REQUIRED ACTION: Read the listing and extract each line that includes the word "女鬼剑士".
---
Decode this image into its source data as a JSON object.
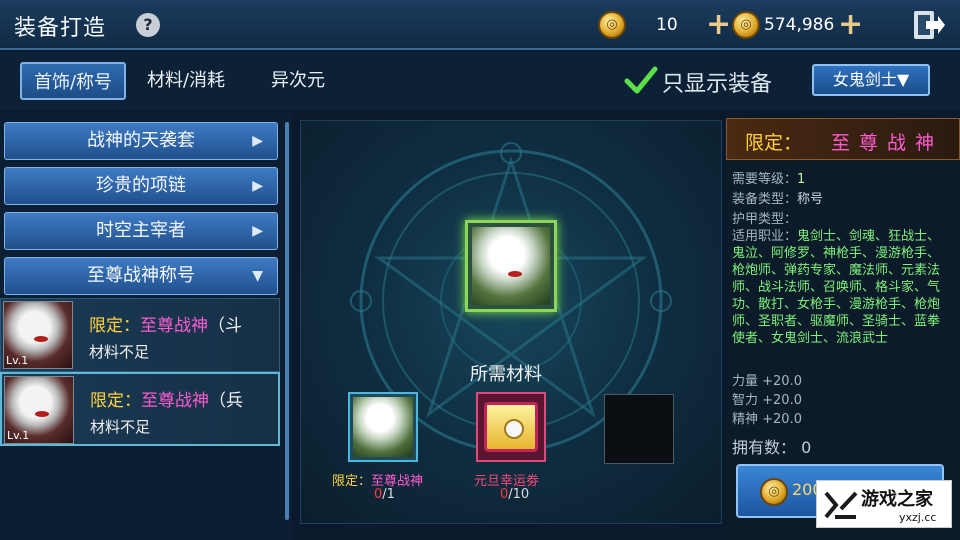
{
  "header": {
    "title": "装备打造",
    "help_label": "?",
    "currency_1": "10",
    "currency_2": "574,986"
  },
  "tabs": [
    {
      "label": "首饰/称号",
      "active": true
    },
    {
      "label": "材料/消耗",
      "active": false
    },
    {
      "label": "异次元",
      "active": false
    }
  ],
  "filter": {
    "show_only_label": "只显示装备",
    "class_select": "女鬼剑士▼"
  },
  "categories": [
    {
      "label": "战神的天袭套",
      "arrow": "▶"
    },
    {
      "label": "珍贵的项链",
      "arrow": "▶"
    },
    {
      "label": "时空主宰者",
      "arrow": "▶"
    },
    {
      "label": "至尊战神称号",
      "arrow": "▼"
    }
  ],
  "items": [
    {
      "limited": "限定：",
      "name": "至尊战神",
      "suffix": "（斗",
      "status": "材料不足",
      "level": "Lv.1"
    },
    {
      "limited": "限定：",
      "name": "至尊战神",
      "suffix": "（兵",
      "status": "材料不足",
      "level": "Lv.1"
    }
  ],
  "center": {
    "required_label": "所需材料",
    "materials": [
      {
        "name_limited": "限定：",
        "name": "至尊战神",
        "have": "0",
        "need": "/1",
        "name_color": "#ff5bd0"
      },
      {
        "name_limited": "",
        "name": "元旦幸运劵",
        "have": "0",
        "need": "/10",
        "name_color": "#ff4b7a"
      }
    ]
  },
  "detail": {
    "limited": "限定：",
    "name": "至尊战",
    "name_cut": "神",
    "level_label": "需要等级：",
    "level_value": "1",
    "type_label": "装备类型：",
    "type_value": "称号",
    "armor_label": "护甲类型：",
    "job_label": "适用职业：",
    "job_value": "鬼剑士、剑魂、狂战士、鬼泣、阿修罗、神枪手、漫游枪手、枪炮师、弹药专家、魔法师、元素法师、战斗法师、召唤师、格斗家、气功、散打、女枪手、漫游枪手、枪炮师、圣职者、驱魔师、圣骑士、蓝拳使者、女鬼剑士、流浪武士",
    "stats": [
      "力量 +20.0",
      "智力 +20.0",
      "精神 +20.0"
    ],
    "owned": "拥有数： 0",
    "craft_cost": "200"
  },
  "watermark": {
    "name": "游戏之家",
    "url": "yxzj.cc"
  },
  "colors": {
    "limited": "#ffd23c",
    "item_name": "#ff5bd0",
    "job": "#7ef07a",
    "insufficient": "#ff3b3b"
  }
}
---
WRITTEN ANSWER:
    "class_select": "女鬼剑士▼"
    "job_value": "鬼剑士、剑魂、狂战士、鬼泣、阿修罗、神枪手、漫游枪手、枪炮师、弹药专家、魔法师、元素法师、战斗法师、召唤师、格斗家、气功、散打、女枪手、漫游枪手、枪炮师、圣职者、驱魔师、圣骑士、蓝拳使者、女鬼剑士、流浪武士",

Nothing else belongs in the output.